- **Problem details**:
Scan the entries below and say how many lines contain "screenshot". Write only the number.

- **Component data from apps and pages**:
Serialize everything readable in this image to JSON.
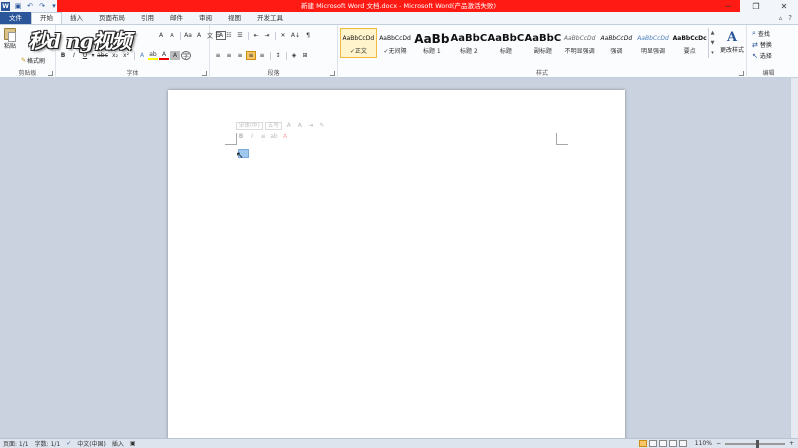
{
  "window": {
    "title": "新建 Microsoft Word 文档.docx - Microsoft Word(产品激活失败)",
    "minimize_glyph": "─",
    "maximize_glyph": "❐",
    "close_glyph": "✕",
    "brand_color": "#2b579a",
    "titlebar_color": "#ff1b14"
  },
  "qat": {
    "word_icon": "W",
    "save_glyph": "▣",
    "undo_glyph": "↶",
    "redo_glyph": "↷",
    "customize_glyph": "▾"
  },
  "tabs": [
    {
      "label": "文件"
    },
    {
      "label": "开始"
    },
    {
      "label": "插入"
    },
    {
      "label": "页面布局"
    },
    {
      "label": "引用"
    },
    {
      "label": "邮件"
    },
    {
      "label": "审阅"
    },
    {
      "label": "视图"
    },
    {
      "label": "开发工具"
    }
  ],
  "tab_right": {
    "minimize_ribbon": "▵",
    "help": "?"
  },
  "ribbon": {
    "clipboard": {
      "paste": "粘贴",
      "format_painter": "格式刷",
      "label": "剪贴板"
    },
    "font": {
      "label": "字体",
      "grow": "A",
      "shrink": "A",
      "aa": "Aa",
      "clear": "A",
      "pinyin": "文",
      "border": "A",
      "bold": "B",
      "italic": "I",
      "underline": "U",
      "strike": "abc",
      "sub": "x₂",
      "sup": "x²",
      "effects": "A",
      "highlight": "ab",
      "color": "A",
      "shade": "A",
      "enclose": "字"
    },
    "paragraph": {
      "label": "段落",
      "bullets": "☰",
      "numbering": "☷",
      "multilevel": "☰",
      "dec_indent": "⇤",
      "inc_indent": "⇥",
      "chinese_layout": "✕",
      "sort": "A↓",
      "show_marks": "¶",
      "align_left": "≡",
      "align_center": "≡",
      "align_right": "≡",
      "justify": "≡",
      "distribute": "≡",
      "line_spacing": "↕",
      "shading": "◈",
      "borders": "⊞"
    },
    "styles": {
      "label": "样式",
      "items": [
        {
          "sample": "AaBbCcDd",
          "name": "正文"
        },
        {
          "sample": "AaBbCcDd",
          "name": "无间隔"
        },
        {
          "sample": "AaBb",
          "name": "标题 1"
        },
        {
          "sample": "AaBbC",
          "name": "标题 2"
        },
        {
          "sample": "AaBbC",
          "name": "标题"
        },
        {
          "sample": "AaBbC",
          "name": "副标题"
        },
        {
          "sample": "AaBbCcDd",
          "name": "不明显强调"
        },
        {
          "sample": "AaBbCcDd",
          "name": "强调"
        },
        {
          "sample": "AaBbCcDd",
          "name": "明显强调"
        },
        {
          "sample": "AaBbCcDc",
          "name": "要点"
        }
      ],
      "scroll_up": "▲",
      "scroll_down": "▼",
      "more": "▾",
      "change_styles_icon": "A",
      "change_styles": "更改样式"
    },
    "editing": {
      "label": "编辑",
      "find": "查找",
      "replace": "替换",
      "select": "选择"
    }
  },
  "logo": {
    "text": "秒d ng视频"
  },
  "mini_toolbar": {
    "font": "宋体",
    "font_dd": "(中)",
    "size": "五号",
    "bold": "B",
    "italic": "I",
    "align": "≡",
    "highlight": "ab",
    "color": "A",
    "indent": "⇥",
    "painter": "✎"
  },
  "status": {
    "page": "页面: 1/1",
    "words": "字数: 1/1",
    "proofing_icon": "✓",
    "language": "中文(中国)",
    "mode": "插入",
    "zoom": "110%",
    "zoom_out": "−",
    "zoom_in": "+",
    "zoom_level": 0.55
  }
}
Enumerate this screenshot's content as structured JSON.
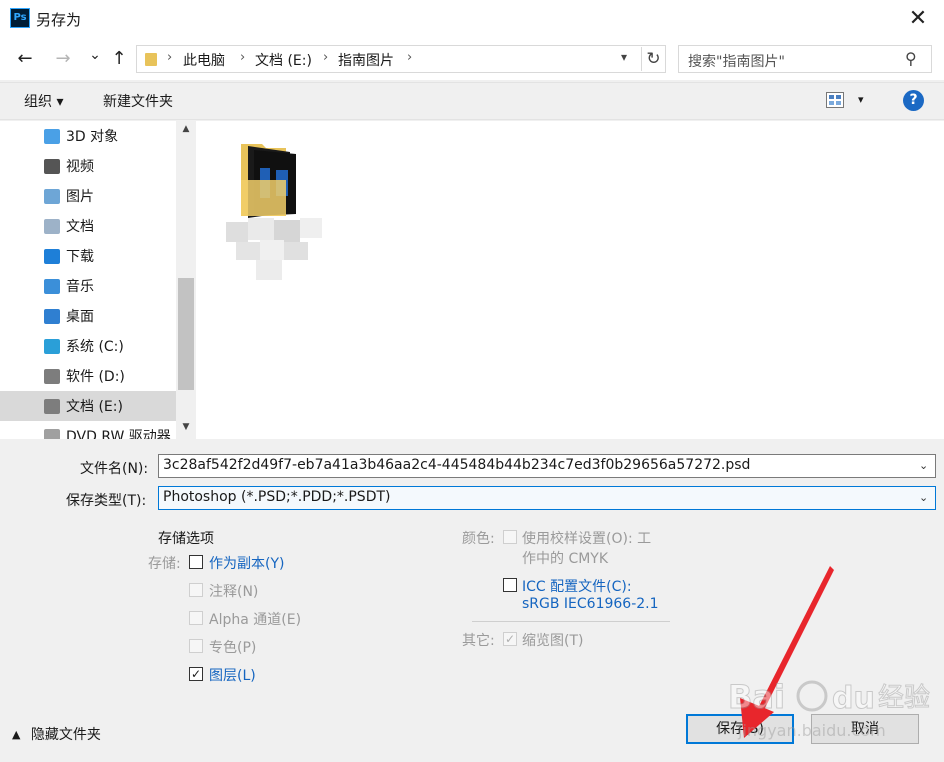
{
  "window": {
    "app_icon": "photoshop-icon",
    "app_icon_text": "Ps",
    "title": "另存为",
    "close_glyph": "✕"
  },
  "nav": {
    "back": "←",
    "forward": "→",
    "recent": "⌄",
    "up": "↑",
    "breadcrumb": [
      "此电脑",
      "文档 (E:)",
      "指南图片"
    ],
    "search_placeholder": "搜索\"指南图片\""
  },
  "toolbar": {
    "organize_label": "组织 ▾",
    "new_folder_label": "新建文件夹",
    "help_label": "?"
  },
  "sidebar": {
    "items": [
      {
        "label": "3D 对象",
        "icon": "3d-objects-icon",
        "color": "#4aa0e6",
        "selected": false
      },
      {
        "label": "视频",
        "icon": "video-icon",
        "color": "#555555",
        "selected": false
      },
      {
        "label": "图片",
        "icon": "pictures-icon",
        "color": "#6ea6d6",
        "selected": false
      },
      {
        "label": "文档",
        "icon": "documents-icon",
        "color": "#9db2c8",
        "selected": false
      },
      {
        "label": "下载",
        "icon": "downloads-icon",
        "color": "#1e7fd8",
        "selected": false
      },
      {
        "label": "音乐",
        "icon": "music-icon",
        "color": "#3b8fd9",
        "selected": false
      },
      {
        "label": "桌面",
        "icon": "desktop-icon",
        "color": "#2f7fd1",
        "selected": false
      },
      {
        "label": "系统 (C:)",
        "icon": "windows-drive-icon",
        "color": "#2a9fd8",
        "selected": false
      },
      {
        "label": "软件 (D:)",
        "icon": "drive-icon",
        "color": "#7d7d7d",
        "selected": false
      },
      {
        "label": "文档 (E:)",
        "icon": "drive-icon",
        "color": "#7d7d7d",
        "selected": true
      },
      {
        "label": "DVD RW 驱动器",
        "icon": "dvd-drive-icon",
        "color": "#a0a0a0",
        "selected": false
      }
    ]
  },
  "form": {
    "filename_label": "文件名(N):",
    "filename_value": "3c28af542f2d49f7-eb7a41a3b46aa2c4-445484b44b234c7ed3f0b29656a57272.psd",
    "filetype_label": "保存类型(T):",
    "filetype_value": "Photoshop (*.PSD;*.PDD;*.PSDT)"
  },
  "options": {
    "section_title": "存储选项",
    "storage_label": "存储:",
    "as_copy": "作为副本(Y)",
    "notes": "注释(N)",
    "alpha": "Alpha 通道(E)",
    "spot": "专色(P)",
    "layers": "图层(L)",
    "color_label": "颜色:",
    "proof_line1": "使用校样设置(O):  工",
    "proof_line2": "作中的 CMYK",
    "icc_line1": "ICC 配置文件(C):",
    "icc_line2": "sRGB IEC61966-2.1",
    "other_label": "其它:",
    "thumbnail": "缩览图(T)",
    "check_mark": "✓"
  },
  "footer": {
    "hide_folders": "隐藏文件夹",
    "save": "保存(S)",
    "cancel": "取消"
  },
  "colors": {
    "accent": "#0078d7",
    "link": "#1565c0",
    "annotation_arrow": "#e8262c",
    "folder": "#e8c35a"
  }
}
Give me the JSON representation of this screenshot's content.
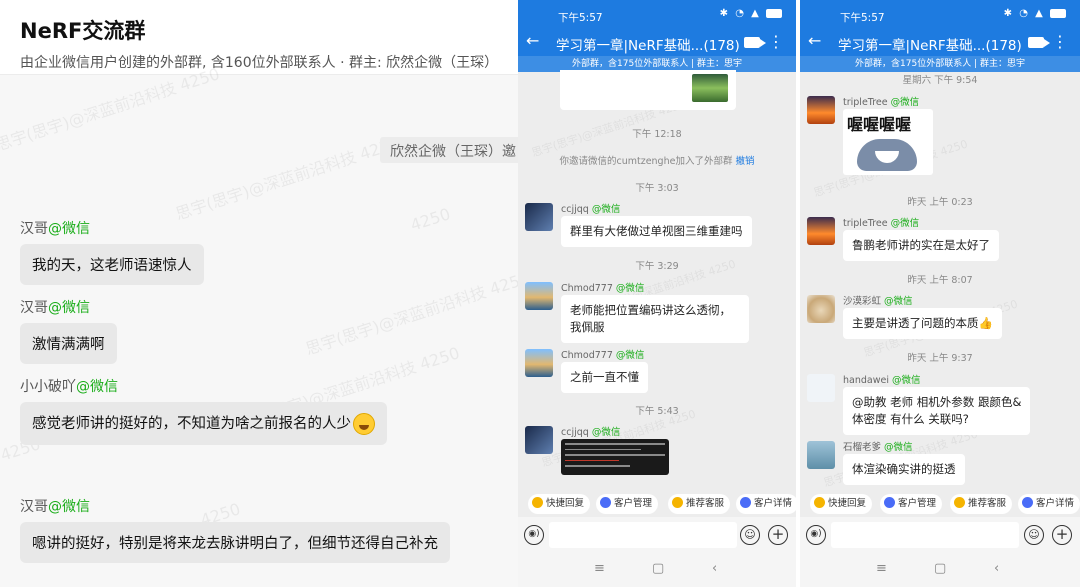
{
  "left": {
    "title": "NeRF交流群",
    "subtitle": "由企业微信用户创建的外部群, 含160位外部联系人 · 群主: 欣然企微（王琛）",
    "sys_text": "欣然企微（王琛）邀",
    "watermark": "思宇(思宇)@深蓝前沿科技 4250",
    "watermark_short": "4250",
    "messages": [
      {
        "sender": "汉哥",
        "tag": "@微信",
        "text": "我的天，这老师语速惊人"
      },
      {
        "sender": "汉哥",
        "tag": "@微信",
        "text": "激情满满啊"
      },
      {
        "sender": "小小破吖",
        "tag": "@微信",
        "text": "感觉老师讲的挺好的，不知道为啥之前报名的人少"
      },
      {
        "sender": "汉哥",
        "tag": "@微信",
        "text": "嗯讲的挺好，特别是将来龙去脉讲明白了，但细节还得自己补充"
      }
    ]
  },
  "phone1": {
    "status_time": "下午5:57",
    "status_icons": "✱ ◔ ▲ ",
    "battery": "84",
    "chat_title": "学习第一章|NeRF基础...(178)",
    "info": "外部群，含175位外部联系人 | 群主：思宇",
    "watermark": "思宇(思宇)@深蓝前沿科技 4250",
    "items": {
      "t1": "下午 12:18",
      "sys": "你邀请微信的cumtzenghe加入了外部群",
      "revoke": "撤销",
      "t2": "下午 3:03",
      "m1_name": "ccjjqq",
      "m1_text": "群里有大佬做过单视图三维重建吗",
      "t3": "下午 3:29",
      "m2_name": "Chmod777",
      "m2_text": "老师能把位置编码讲这么透彻，我佩服",
      "m3_name": "Chmod777",
      "m3_text": "之前一直不懂",
      "t4": "下午 5:43",
      "m4_name": "ccjjqq"
    },
    "tag": "@微信"
  },
  "phone2": {
    "status_time": "下午5:57",
    "status_icons": "✱ ◔ ▲ ",
    "battery": "84",
    "chat_title": "学习第一章|NeRF基础...(178)",
    "info": "外部群，含175位外部联系人 | 群主：思宇",
    "watermark": "思宇(思宇)@深蓝前沿科技 4250",
    "items": {
      "t0": "星期六 下午 9:54",
      "m1_name": "tripleTree",
      "sticker_text": "喔喔喔喔",
      "t1": "昨天 上午 0:23",
      "m2_name": "tripleTree",
      "m2_text": "鲁鹏老师讲的实在是太好了",
      "t2": "昨天 上午 8:07",
      "m3_name": "沙漠彩虹",
      "m3_text": "主要是讲透了问题的本质👍",
      "t3": "昨天 上午 9:37",
      "m4_name": "handawei",
      "m4_text_1": "@助教 老师 相机外参数 跟颜色&",
      "m4_text_2": "体密度 有什么 关联吗?",
      "m5_name": "石榴老爹",
      "m5_text": "体渲染确实讲的挺透"
    },
    "tag": "@微信"
  },
  "quickbar": [
    "快捷回复",
    "客户管理",
    "推荐客服",
    "客户详情"
  ],
  "navbar": {
    "menu": "≡",
    "home": "▢",
    "back": "‹"
  },
  "icons": {
    "back": "←",
    "more": "⋮",
    "voice": "◉)",
    "smile": "☺",
    "plus": "+"
  }
}
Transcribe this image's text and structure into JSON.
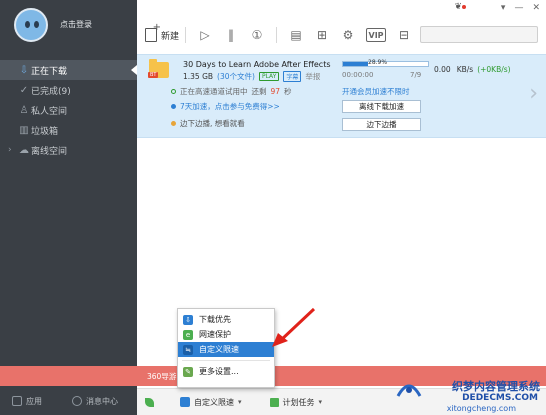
{
  "sidebar": {
    "login": "点击登录",
    "items": [
      {
        "label": "正在下载",
        "icon": "download-arrow-icon",
        "active": true
      },
      {
        "label": "已完成(9)",
        "icon": "check-circle-icon",
        "active": false
      },
      {
        "label": "私人空间",
        "icon": "person-icon",
        "active": false
      },
      {
        "label": "垃圾箱",
        "icon": "trash-icon",
        "active": false
      },
      {
        "label": "离线空间",
        "icon": "cloud-icon",
        "active": false
      }
    ],
    "bottom": {
      "apps": "应用",
      "messages": "消息中心"
    }
  },
  "toolbar": {
    "new_label": "新建",
    "vip_label": "VIP",
    "icons": [
      "play-icon",
      "pause-icon",
      "one-icon",
      "clipboard-icon",
      "grid-icon",
      "settings-icon",
      "vip-icon",
      "delete-icon"
    ]
  },
  "task": {
    "title": "30 Days to Learn Adobe After Effects",
    "size": "1.35 GB",
    "files": "(30个文件)",
    "tag_play": "PLAY",
    "tag_sub": "字幕",
    "tag_report": "举报",
    "progress_text": "28.9%",
    "progress": 0.289,
    "time_left": "00:00:00",
    "pieces": "7/9",
    "speed": "0.00",
    "speed_unit": "KB/s",
    "speed_plus": "(+0KB/s)",
    "accel_line1_a": "正在高速通道试用中",
    "accel_line1_b": "还剩",
    "accel_line1_c": "97",
    "accel_line1_d": "秒",
    "member_link": "开通会员加速不限时",
    "accel_line2": "7天加速，点击参与免费得>>",
    "btn_offline": "离线下载加速",
    "accel_line3": "边下边播, 想看就看",
    "btn_play": "边下边播"
  },
  "menu": {
    "items": [
      {
        "label": "下载优先",
        "icon": "download-priority-icon",
        "color": "#2d7fd3",
        "selected": false
      },
      {
        "label": "网速保护",
        "icon": "shield-icon",
        "color": "#4caf50",
        "selected": false
      },
      {
        "label": "自定义限速",
        "icon": "speed-limit-icon",
        "color": "#2d7fd3",
        "selected": true
      },
      {
        "label": "更多设置...",
        "icon": "wrench-icon",
        "color": "#6aa84f",
        "selected": false
      }
    ]
  },
  "status": {
    "promo": "360导游",
    "limit_label": "自定义限速",
    "plan_label": "计划任务"
  },
  "watermark": {
    "title": "织梦内容管理系统",
    "site": "DEDECMS.COM",
    "url": "xitongcheng.com"
  },
  "colors": {
    "accent": "#2d7fd3",
    "sidebar": "#3a3f45",
    "task_bg": "#d9ecfa",
    "promo": "#e8726a"
  }
}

- **Task result**:
2